I like Michael Moore, I really do. But sometimes he acts like a mirror image of Glenn Beck.
And thanks to Bartcop, there is evidence, sad evidence, that, despite their ideological differences, they are twins separated at birth:
The reference, obviously, is to Edward Snowden, who leaked classified information to Glenn Greenwald and the Washington Post, who, naturally, leaked it to the world. Whether Snowden is a hero or a criminal has divided both the liberal and conservative camps.
At this point in time, when not many details are known, I tend to side with Jeffrey Toobin, who called Snowden “a grandiose narcissist who deserves to be in prison.”
Time and details may change my opinion, but there is something narcissistic about the way Snowden has behaved, and there is certainly an element of grandiosity in this whole thing.
And I like Toobin’s cautious reasoning about the tension between knowing and not knowing what the government is up to:
What makes leak cases difficult is that some leaking—some interaction between reporters and sources who have access to classified information—is normal, even indispensable, in a society with a free press. It’s not easy to draw the line between those kinds of healthy encounters and the wholesale, reckless dumping of classified information by the likes of Snowden or Bradley Manning. Indeed, Snowden was so irresponsible in what he gave the Guardian and the Postthat even these institutions thought some of it should not be disseminated to the public. The Postdecided to publish only four of the forty-one slides that Snowden provided.
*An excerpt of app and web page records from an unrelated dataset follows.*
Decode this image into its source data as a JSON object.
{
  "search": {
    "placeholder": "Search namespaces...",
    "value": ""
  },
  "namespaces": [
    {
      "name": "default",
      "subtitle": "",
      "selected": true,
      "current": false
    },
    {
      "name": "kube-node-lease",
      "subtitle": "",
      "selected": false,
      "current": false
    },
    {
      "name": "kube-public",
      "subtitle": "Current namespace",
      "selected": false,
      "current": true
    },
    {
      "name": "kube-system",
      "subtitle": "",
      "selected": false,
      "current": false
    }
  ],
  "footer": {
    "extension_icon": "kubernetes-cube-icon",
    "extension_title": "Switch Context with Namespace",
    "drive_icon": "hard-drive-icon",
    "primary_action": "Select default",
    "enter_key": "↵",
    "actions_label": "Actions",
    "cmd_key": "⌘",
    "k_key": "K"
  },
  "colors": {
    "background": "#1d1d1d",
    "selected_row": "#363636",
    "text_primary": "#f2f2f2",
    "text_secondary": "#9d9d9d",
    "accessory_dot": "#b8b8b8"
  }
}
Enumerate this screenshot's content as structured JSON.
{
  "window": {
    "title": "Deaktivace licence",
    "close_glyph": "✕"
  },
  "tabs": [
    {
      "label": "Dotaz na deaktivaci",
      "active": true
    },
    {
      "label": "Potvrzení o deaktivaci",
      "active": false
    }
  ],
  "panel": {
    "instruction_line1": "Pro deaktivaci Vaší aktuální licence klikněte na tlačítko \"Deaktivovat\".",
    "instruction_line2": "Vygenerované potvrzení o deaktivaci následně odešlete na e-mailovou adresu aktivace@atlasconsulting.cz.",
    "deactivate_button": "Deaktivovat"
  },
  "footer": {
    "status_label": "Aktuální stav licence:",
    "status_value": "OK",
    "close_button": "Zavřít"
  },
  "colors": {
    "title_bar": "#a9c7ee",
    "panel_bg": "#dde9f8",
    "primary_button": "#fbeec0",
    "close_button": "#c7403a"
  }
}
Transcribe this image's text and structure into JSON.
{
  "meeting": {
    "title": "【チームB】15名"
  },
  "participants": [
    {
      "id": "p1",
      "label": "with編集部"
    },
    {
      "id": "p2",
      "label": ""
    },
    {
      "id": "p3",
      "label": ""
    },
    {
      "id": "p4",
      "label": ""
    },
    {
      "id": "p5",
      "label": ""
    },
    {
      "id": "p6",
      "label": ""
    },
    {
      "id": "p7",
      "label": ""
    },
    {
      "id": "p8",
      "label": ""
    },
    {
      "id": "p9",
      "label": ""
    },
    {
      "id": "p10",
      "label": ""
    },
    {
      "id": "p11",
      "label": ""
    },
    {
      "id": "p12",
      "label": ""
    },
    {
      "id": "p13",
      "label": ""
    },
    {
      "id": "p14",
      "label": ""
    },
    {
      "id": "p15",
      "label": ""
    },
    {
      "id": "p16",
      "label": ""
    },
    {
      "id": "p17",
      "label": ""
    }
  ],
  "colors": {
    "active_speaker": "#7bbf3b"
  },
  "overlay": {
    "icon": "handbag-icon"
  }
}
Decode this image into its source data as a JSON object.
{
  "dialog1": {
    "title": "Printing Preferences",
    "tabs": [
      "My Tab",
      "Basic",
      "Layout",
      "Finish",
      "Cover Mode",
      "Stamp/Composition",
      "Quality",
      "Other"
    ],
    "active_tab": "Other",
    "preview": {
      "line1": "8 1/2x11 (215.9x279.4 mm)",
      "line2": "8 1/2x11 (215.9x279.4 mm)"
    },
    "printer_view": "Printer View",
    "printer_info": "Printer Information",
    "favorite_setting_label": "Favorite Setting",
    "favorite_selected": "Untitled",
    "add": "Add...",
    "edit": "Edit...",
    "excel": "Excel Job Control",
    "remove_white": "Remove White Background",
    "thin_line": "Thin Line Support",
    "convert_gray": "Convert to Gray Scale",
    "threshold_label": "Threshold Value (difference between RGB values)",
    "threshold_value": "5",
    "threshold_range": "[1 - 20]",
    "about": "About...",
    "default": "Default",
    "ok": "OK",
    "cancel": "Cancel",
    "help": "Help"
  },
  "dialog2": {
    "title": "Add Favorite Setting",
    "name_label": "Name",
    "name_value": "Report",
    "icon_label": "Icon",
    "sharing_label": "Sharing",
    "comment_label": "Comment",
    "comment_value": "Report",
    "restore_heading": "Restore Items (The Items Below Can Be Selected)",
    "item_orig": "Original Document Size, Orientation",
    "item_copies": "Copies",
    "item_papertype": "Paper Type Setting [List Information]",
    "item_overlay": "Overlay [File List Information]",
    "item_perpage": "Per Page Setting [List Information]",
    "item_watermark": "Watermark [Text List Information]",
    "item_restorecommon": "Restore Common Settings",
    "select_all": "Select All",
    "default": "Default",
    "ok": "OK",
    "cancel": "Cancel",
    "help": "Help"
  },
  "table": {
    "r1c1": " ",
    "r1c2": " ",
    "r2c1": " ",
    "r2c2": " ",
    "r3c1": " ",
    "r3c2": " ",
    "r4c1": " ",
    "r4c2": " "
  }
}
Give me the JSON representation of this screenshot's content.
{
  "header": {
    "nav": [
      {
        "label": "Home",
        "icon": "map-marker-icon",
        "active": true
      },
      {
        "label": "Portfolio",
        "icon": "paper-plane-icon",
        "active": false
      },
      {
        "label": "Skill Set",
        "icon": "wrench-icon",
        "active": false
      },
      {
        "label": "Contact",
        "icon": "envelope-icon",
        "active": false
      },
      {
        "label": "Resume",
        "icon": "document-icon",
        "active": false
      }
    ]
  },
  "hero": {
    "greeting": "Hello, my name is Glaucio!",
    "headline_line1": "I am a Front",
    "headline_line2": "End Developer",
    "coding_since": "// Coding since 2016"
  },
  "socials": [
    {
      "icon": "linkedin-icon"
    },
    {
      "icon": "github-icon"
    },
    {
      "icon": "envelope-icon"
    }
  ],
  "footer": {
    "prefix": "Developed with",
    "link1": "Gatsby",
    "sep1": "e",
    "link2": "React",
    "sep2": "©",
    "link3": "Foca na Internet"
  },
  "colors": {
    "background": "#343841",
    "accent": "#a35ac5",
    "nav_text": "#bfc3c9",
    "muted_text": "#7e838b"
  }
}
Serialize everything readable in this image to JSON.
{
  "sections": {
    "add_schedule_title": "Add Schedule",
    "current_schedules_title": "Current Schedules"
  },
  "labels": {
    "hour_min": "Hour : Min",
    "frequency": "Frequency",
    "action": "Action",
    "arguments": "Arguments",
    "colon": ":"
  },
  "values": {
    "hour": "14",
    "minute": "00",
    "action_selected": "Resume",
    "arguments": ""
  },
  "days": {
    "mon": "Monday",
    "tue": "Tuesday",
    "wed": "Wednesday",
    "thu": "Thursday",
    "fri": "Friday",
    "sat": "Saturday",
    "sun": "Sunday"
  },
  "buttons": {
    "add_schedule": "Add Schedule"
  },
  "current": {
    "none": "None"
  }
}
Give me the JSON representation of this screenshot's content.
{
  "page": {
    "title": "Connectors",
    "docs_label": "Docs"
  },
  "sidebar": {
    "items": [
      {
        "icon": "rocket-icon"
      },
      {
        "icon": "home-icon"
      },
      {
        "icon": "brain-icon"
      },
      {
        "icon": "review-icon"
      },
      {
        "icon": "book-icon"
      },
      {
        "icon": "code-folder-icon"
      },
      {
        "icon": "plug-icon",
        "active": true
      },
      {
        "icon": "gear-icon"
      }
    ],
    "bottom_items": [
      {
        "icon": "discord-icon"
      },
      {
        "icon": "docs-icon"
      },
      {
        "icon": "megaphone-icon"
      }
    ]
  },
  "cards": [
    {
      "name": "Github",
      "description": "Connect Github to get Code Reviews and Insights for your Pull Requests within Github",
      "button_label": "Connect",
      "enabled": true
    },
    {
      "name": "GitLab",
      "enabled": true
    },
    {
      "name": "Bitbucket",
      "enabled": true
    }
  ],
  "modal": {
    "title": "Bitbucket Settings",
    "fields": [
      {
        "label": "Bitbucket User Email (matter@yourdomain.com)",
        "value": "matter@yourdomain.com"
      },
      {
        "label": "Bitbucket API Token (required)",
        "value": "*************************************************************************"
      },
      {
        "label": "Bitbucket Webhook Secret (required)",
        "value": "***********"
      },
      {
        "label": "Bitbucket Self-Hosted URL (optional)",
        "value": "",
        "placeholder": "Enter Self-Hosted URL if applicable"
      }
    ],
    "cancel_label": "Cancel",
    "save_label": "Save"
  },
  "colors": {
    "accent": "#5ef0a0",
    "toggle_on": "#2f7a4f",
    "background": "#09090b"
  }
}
Its exercise of judgment suggests the absence of Snowden’s.
I also like the way Toobin concluded his piece:
The American government, and its democracy, are flawed institutions. But our system offers legal options to disgruntled government employees and contractors. They can take advantage of federal whistle-blower laws; they can bring their complaints to Congress; they can try to protest within the institutions where they work. But Snowden did none of this. Instead, in an act that speaks more to his ego than his conscience, he threw the secrets he knew up in the air—and trusted, somehow, that good would come of it. We all now have to hope that he’s right.
This issue has caused me to separate myself from a lot of liberals I greatly respect. It’s not that sometimes Michael Moore and Glenn Beck, or for that matter, myself and Glenn Beck, shouldn’t have intersecting interests. As Americans, we should.
But before all the facts are known, when all we really know right now is that some 29-year-old employee of a private contractor leaked classified information he swore to keep secret, to label Edward Snowden a “hero” is ridiculous.